Your job is to print the listing exactly.

Segment Start: RECORDS FOR THE EXERCISE

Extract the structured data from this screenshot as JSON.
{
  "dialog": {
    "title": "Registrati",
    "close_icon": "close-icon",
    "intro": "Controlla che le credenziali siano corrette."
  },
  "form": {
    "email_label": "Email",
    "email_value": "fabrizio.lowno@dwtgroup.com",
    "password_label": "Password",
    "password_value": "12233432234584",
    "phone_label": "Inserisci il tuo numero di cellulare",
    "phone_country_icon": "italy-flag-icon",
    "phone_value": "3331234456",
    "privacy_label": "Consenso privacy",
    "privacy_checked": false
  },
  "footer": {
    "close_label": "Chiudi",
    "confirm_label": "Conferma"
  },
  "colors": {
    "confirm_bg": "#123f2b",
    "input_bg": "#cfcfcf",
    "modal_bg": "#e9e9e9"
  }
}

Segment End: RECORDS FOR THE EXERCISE

## RESULT OF THIS TASK
Extract the structured data from this screenshot as JSON.
{
  "dialog": {
    "title": "Registrati",
    "close_icon": "close-icon",
    "intro": "Controlla che le credenziali siano corrette."
  },
  "form": {
    "email_label": "Email",
    "email_value": "fabrizio.lowno@dwtgroup.com",
    "password_label": "Password",
    "password_value": "12233432234584",
    "phone_label": "Inserisci il tuo numero di cellulare",
    "phone_country_icon": "italy-flag-icon",
    "phone_value": "3331234456",
    "privacy_label": "Consenso privacy",
    "privacy_checked": false
  },
  "footer": {
    "close_label": "Chiudi",
    "confirm_label": "Conferma"
  },
  "colors": {
    "confirm_bg": "#123f2b",
    "input_bg": "#cfcfcf",
    "modal_bg": "#e9e9e9"
  }
}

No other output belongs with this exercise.